Jacqueline Bhabha, JD, MSc, is Professor of the Practice of Health and Human Rights at the Harvard T.H. Chan School of Public Health and Director of Research at the Harvard FXB Center for Health and Human Rights. From 1997 to 2001, Bhabha directed the Human Rights Program at the University of Chicago. Prior to 1997, she was a practicing human rights lawyer in London and at the European Court of Human Rights in Strasbourg. She has published extensively on issues of transnational child migration, refugee protection, children’s rights, and citizenship, with her most recent book entitled, Can We Solve the Migration Crisis (Polity Press, 2018). Professor Bhabha currently serves on the board of the Scholars at Risk Network, the World Peace Foundation, the Institute on Statelessness and Inclusion, and the Journal of Refugee Studies.

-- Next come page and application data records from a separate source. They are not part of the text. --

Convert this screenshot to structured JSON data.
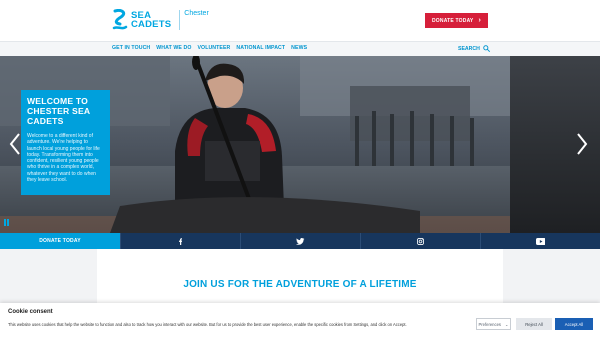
{
  "header": {
    "logo_line1": "SEA",
    "logo_line2": "CADETS",
    "unit_name": "Chester",
    "donate_button": "DONATE TODAY"
  },
  "nav": {
    "items": [
      "GET IN TOUCH",
      "WHAT WE DO",
      "VOLUNTEER",
      "NATIONAL IMPACT",
      "NEWS"
    ],
    "search_label": "SEARCH"
  },
  "hero": {
    "title": "WELCOME TO CHESTER SEA CADETS",
    "body": "Welcome to a different kind of adventure. We're helping to launch local young people for life today. Transforming them into confident, resilient young people who thrive in a complex world, whatever they want to do when they leave school."
  },
  "social_bar": {
    "donate_label": "DONATE TODAY",
    "icons": [
      "facebook-icon",
      "twitter-icon",
      "instagram-icon",
      "youtube-icon"
    ]
  },
  "content": {
    "heading": "JOIN US FOR THE ADVENTURE OF A LIFETIME"
  },
  "cookie_banner": {
    "title": "Cookie consent",
    "text": "This website uses cookies that help the website to function and also to track how you interact with our website. But for us to provide the best user experience, enable the specific cookies from Settings, and click on Accept.",
    "preferences_label": "Preferences",
    "reject_label": "Reject All",
    "accept_label": "Accept All"
  },
  "colors": {
    "brand_blue": "#00a0dc",
    "donate_red": "#d61f3a",
    "navy": "#17365d",
    "accept_blue": "#1a5fb4"
  }
}
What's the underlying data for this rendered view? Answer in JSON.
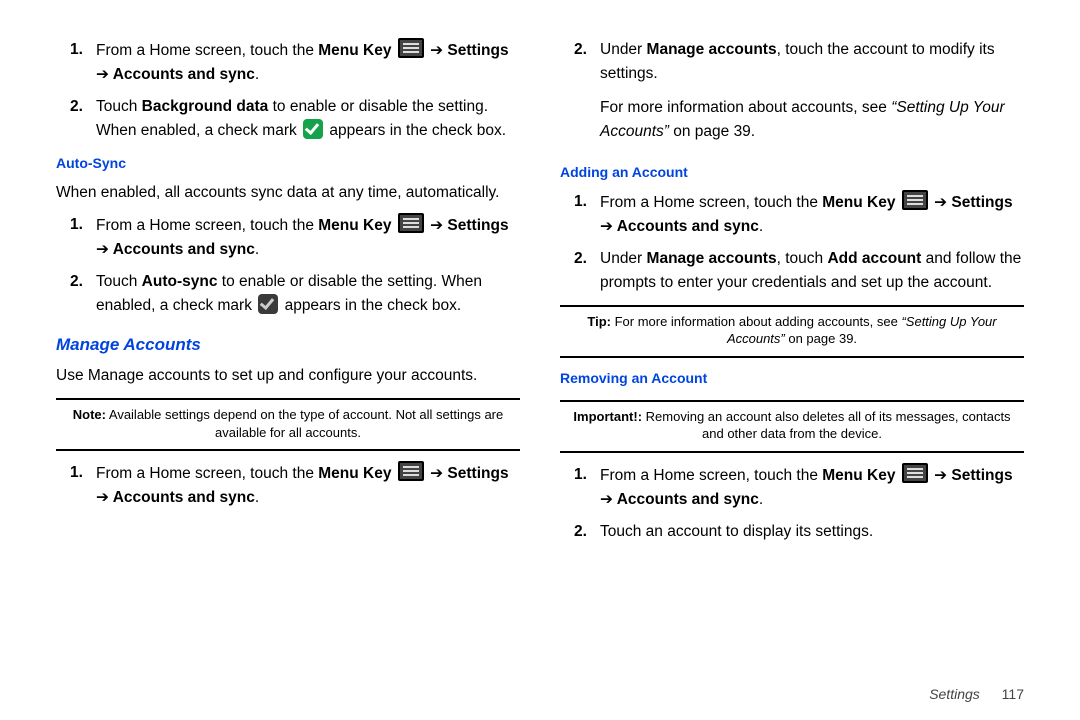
{
  "common": {
    "menu_key_label": "Menu Key",
    "arrow": "➔",
    "settings": "Settings",
    "accounts_sync": "Accounts and sync"
  },
  "left": {
    "steps_top": {
      "n1": "1.",
      "s1a": "From a Home screen, touch the ",
      "s1b": " ",
      "n2": "2.",
      "s2a": "Touch ",
      "s2b": "Background data",
      "s2c": " to enable or disable the setting. When enabled, a check mark ",
      "s2d": " appears in the check box."
    },
    "auto_sync": {
      "h": "Auto-Sync",
      "intro": "When enabled, all accounts sync data at any time, automatically.",
      "n1": "1.",
      "s1a": "From a Home screen, touch the ",
      "n2": "2.",
      "s2a": "Touch ",
      "s2b": "Auto-sync",
      "s2c": " to enable or disable the setting. When enabled, a check mark ",
      "s2d": " appears in the check box."
    },
    "manage": {
      "h": "Manage Accounts",
      "intro": "Use Manage accounts to set up and configure your accounts.",
      "note_label": "Note:",
      "note_body": " Available settings depend on the type of account. Not all settings are available for all accounts.",
      "n1": "1.",
      "s1a": "From a Home screen, touch the "
    }
  },
  "right": {
    "cont": {
      "n2": "2.",
      "s2a": "Under ",
      "s2b": "Manage accounts",
      "s2c": ", touch the account to modify its settings.",
      "more_a": "For more information about accounts, see ",
      "more_b": "“Setting Up Your Accounts”",
      "more_c": " on page 39."
    },
    "adding": {
      "h": "Adding an Account",
      "n1": "1.",
      "s1a": "From a Home screen, touch the ",
      "n2": "2.",
      "s2a": "Under ",
      "s2b": "Manage accounts",
      "s2c": ", touch ",
      "s2d": "Add account",
      "s2e": " and follow the prompts to enter your credentials and set up the account.",
      "tip_label": "Tip:",
      "tip_a": " For more information about adding accounts, see ",
      "tip_b": "“Setting Up Your Accounts”",
      "tip_c": " on page 39."
    },
    "removing": {
      "h": "Removing an Account",
      "imp_label": "Important!:",
      "imp_body": " Removing an account also deletes all of its messages, contacts and other data from the device.",
      "n1": "1.",
      "s1a": "From a Home screen, touch the ",
      "n2": "2.",
      "s2": "Touch an account to display its settings."
    }
  },
  "footer": {
    "section": "Settings",
    "page": "117"
  }
}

She is a frequent adviser to UNHCR, UNICEF, IOM, and civil society organizations working on forced migration-related issues.

 


 Family Separation as a Tool for Genocide: A Look at the 1915 Ottoman Armenian CaseLerna Ekmekçioğlu, MIT

In 1915 when the Ottoman Turkish government decided to unmake its Armenian population as a group, the ruling elite formulated policies that were necessarily gendered and familial. "The Armenian family" had to be undone for the group of Armenians to be irreversibly disintegrated. It is not a coincidence that child transfer is one of the defining aspects of the legal definition of "genocide." The talk will elaborate the context and consequences of the Ottoman government's decisions.

Lerna Ekmekcioglu is McMillan-Stewart Associate Professor of History at the Massachusetts Institute of Technology where she is also affiliated with the Women and Gender Studies Program. She received her PhD from the New York University’s joint program of History and Middle Eastern/Islamic Studies (2010).  In 2006, together with Melissa Bilal, she published the first anthology in any language dedicated to Armenian feminists. The co-edited book is in Turkish and titled A Cry for Justice: Five Armenian Feminist Writers from the Ottoman Empire to the Turkish Republic (1862–1933). Her first monograph, Recovering Armenia: The Limits of Belonging in Post-Genocide Turkey (Stanford U. Press, 2016), focuses on the surviving Armenians who remained in Istanbul after the genocide. Currently she is collaborating with Melissa Bilal for a book and digital humanities project titled Feminism in Armenian: An Interpretive Anthology and Digital Archive which focuses on the life and works of twelve pioneering women intellectuals from 1860s to 1960s.

 


 The Trauma of Family Reunification:  Hidden Jewish Children in Holland after World War II, Diane L. Wolf, UC Davis

Based on 70 intensive interviews, this talk focuses on the trauma experienced by many hidden children.  Those who had a surviving parent or parents spoke about the trauma that occurred when biological parent(s) returned to claim them. After surviving the war in situations that ranged from problematic to ideal, their trauma coalesced around family reunification.           

Diane L. Wolf is a Professor of Sociology at the University of California, Davis. Throughout her research, she has engaged with feminist approaches to family relations.  Currently she is focusing on children of Holocaust survivors, trauma, family dynamics, and (post) memory, challenging the overly determined focus on the intergenerational transmission of trauma. She did her graduate work at Cornell in Development Sociology. Early in her career, she authored Factory Daughters:  Gender, Households and Rural Industrialization in Java (UC Press), which won the Jesse Bernard Book Award from the ASA. Since the 1990s, she has worked on children of Southeast Asian immigrants in California, and for the past 20 years, she has focused on sociological aspects of post-Holocaust Jewish life. Her project on hidden Jewish children in the NetherlandsBeyond Anne Frank (UC Press)—revealed the trauma that post-war family reunification created for many children. She remains active in the Jewish Studies Program at UCD which she directed for 10 years until 2017, as well as the Human Rights Program.